Kansai attempts to fight back, but gets her leg caught on the top rope from a missed kick, so Aja just BOOTS it and then stands on the leg, as they work an injury angle out of it. 2nd-Rope Splash misses, but a Mountain Bomb off the ropes hits for two. Kansai dodges an Uraken, but gets brained again- when she’s finally up, she takes a backdrop suplex and Flying Back Elbow for big two-counts. Aja slaps Kansai around for the full-bore Uraken, but in a great counter, Kansai legsweeps her to dodge, then it’s AJA’s turn to get kicked in the brain. Aja fights up at eight, looking much better off than Kansai’s struggling ass was, and Kansai runs in for a lariat… URAKEN!! Aja uses the count to recover herself as well, then puts a dazed Kansai up top for another Super Mountain Bomb- now, Kansai’s wise to the “Uraken them on the top rope” bit, so dodges it, then leaps to apron to avoid Aja’s climb and kicks her square in the face from there! The crowd is ROARING with all of this. Kansai signals Splash Mountain, gets run into the ropes, then catches Aja up top… Splash Mountain from the corner! HUGE two-count! Kansai puts Aja up for a SUPER Splash Mountain, but Aja fights her off easily- she gears up an Uraken, but Kansai pushes her away then decides to break the arm into a million pieces with a score of kicks. Well THAT’s one way to block that move.

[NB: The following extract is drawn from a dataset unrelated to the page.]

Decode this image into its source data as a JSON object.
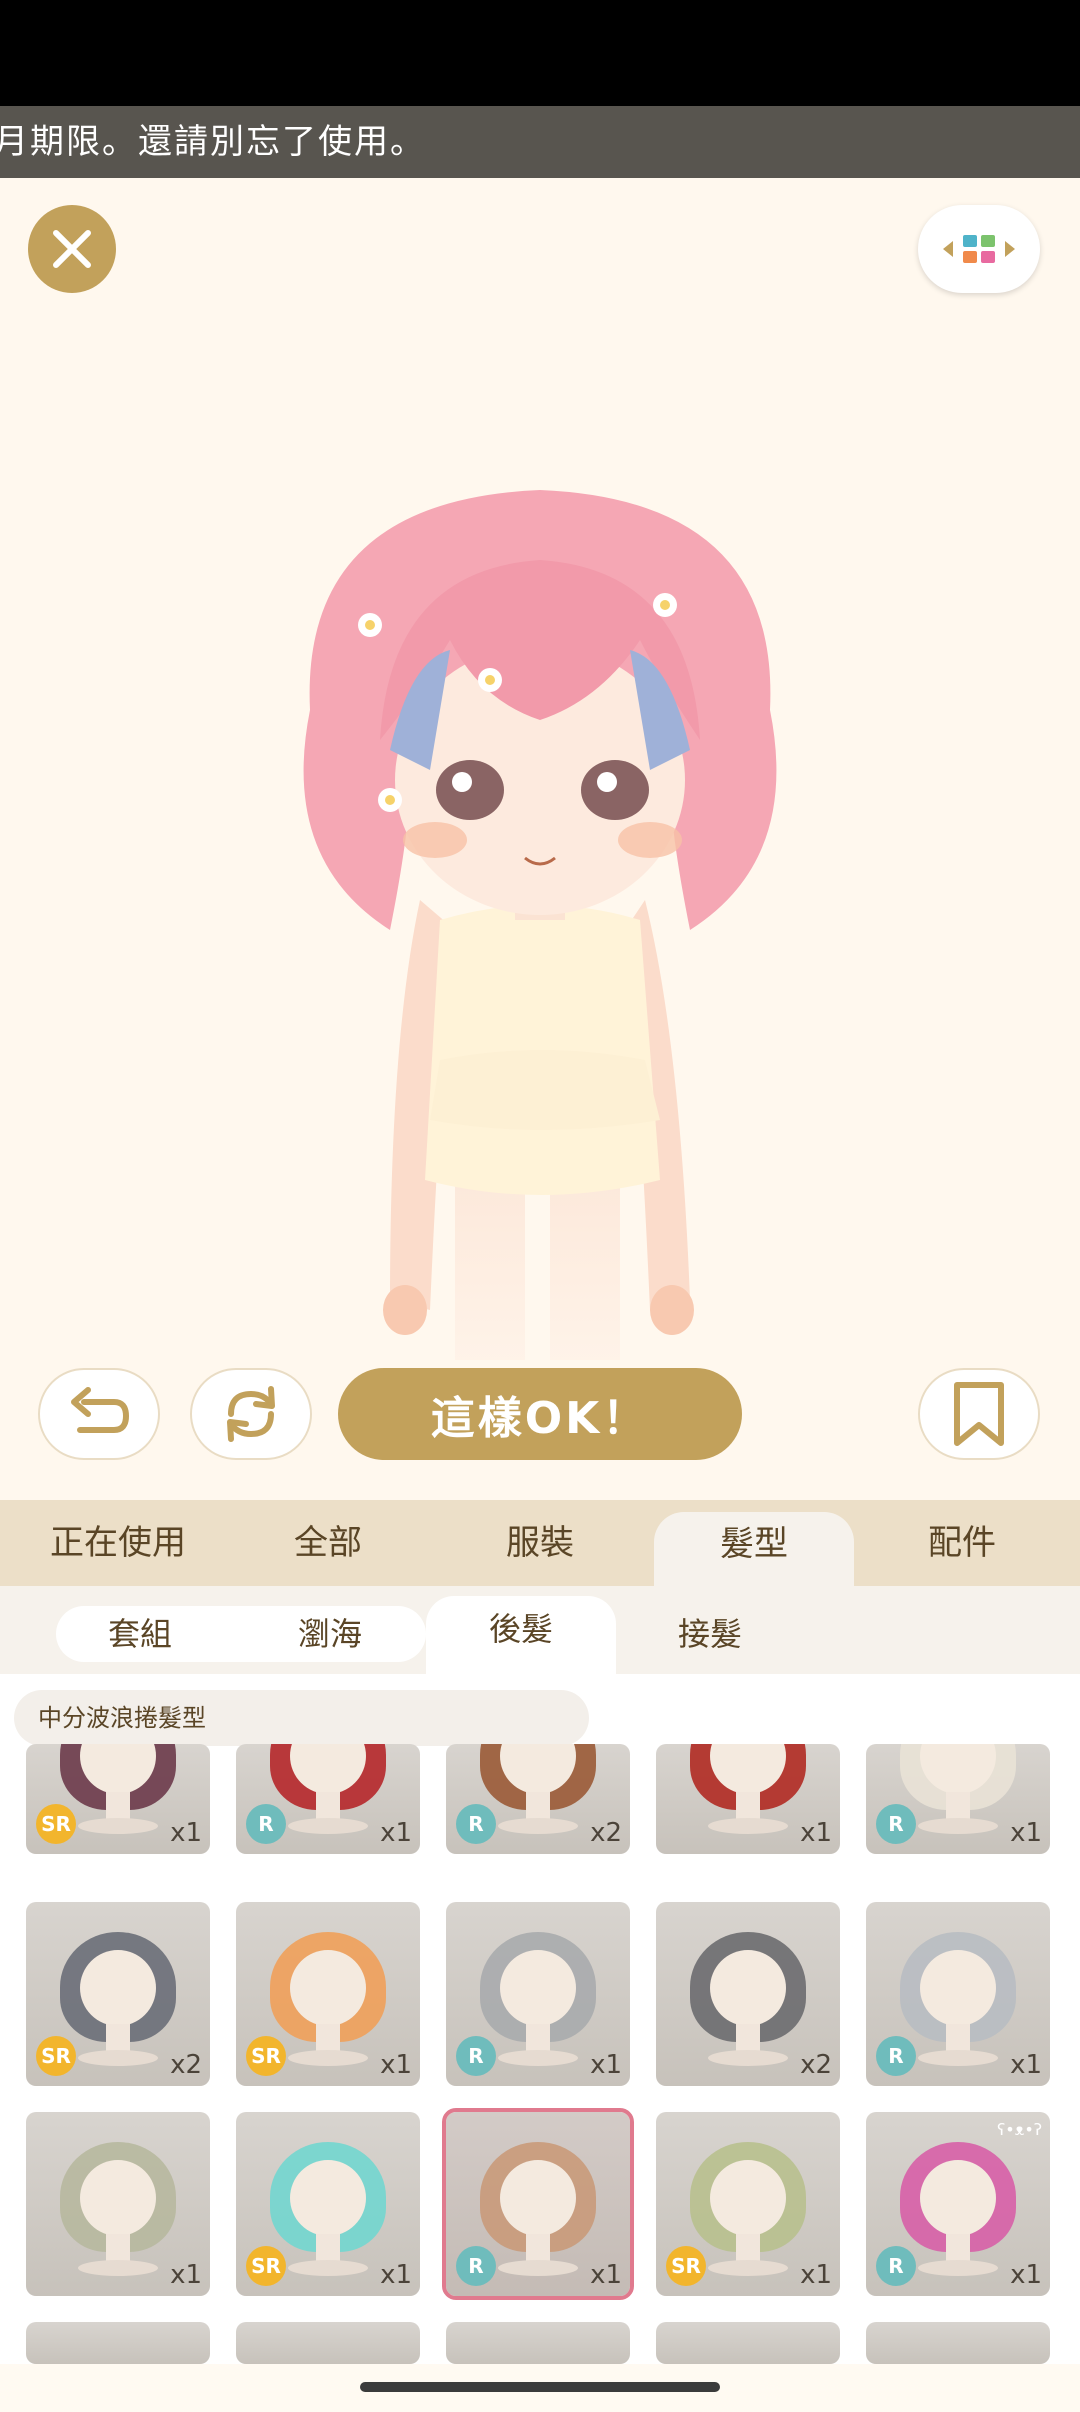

Aja sells it so much she goes outside the ring to scream as one of the seconds physically wrenches the shoulder back into place while they use the Puro Spraycan Of Recovery on the limb. Finally back in, Kansai crushes the arm repeatedly, and Aja’s desperation Urakens are blocked three times in a row with big kicks. She signals SPLASH MOUNTAIN again, but can’t lift Aja twice- once turning it into a slam as she drops her. In a great way to use botches to enhance the story, Kansai tries to pin her off the slam, then sets Aja up on the top rope- yes, it’s the rope-assisted version of Splash Mountain for the win (18:08). NEW WWWA WORLD CHAMPION!!!

Absolutely great match, reflecting the last ones they had, but pulling the “War of Strikes” stuff out even more. Milking their big shots for ten-counts puts over those moves as devastating, as well as putting over the beatings, as both used the time to recover in the ropes rather than taunt. And MAN was the crowd into it- both were so over and credible that the people BOUGHT those kicks to the skull as major death-moves. And then they boosted the psychology aspect, and referred to all their past matches, as Kansai finally countered all the Urakens that’d killed her in previous bouts by shattering that punching arm, using that (and further counters) to wear Aja down enough for Splash Mountain again. The botches don’t hold it back much for me, as like the match where Toyota won (where Aja’s size also “wrecked” the planned finish), the resulting moves still hurt, and left Aja weakened for the top-rope version of the move that finished her. Hell, my only real issue here is the long counts and Aja’s injury causing so many repeated pauses in the match.

Rating: ****1/2 (I liked the previous matches better, but this was still a great cap-off, with Kansai finally getting her big win after all those losses. And the psychology was tremendous)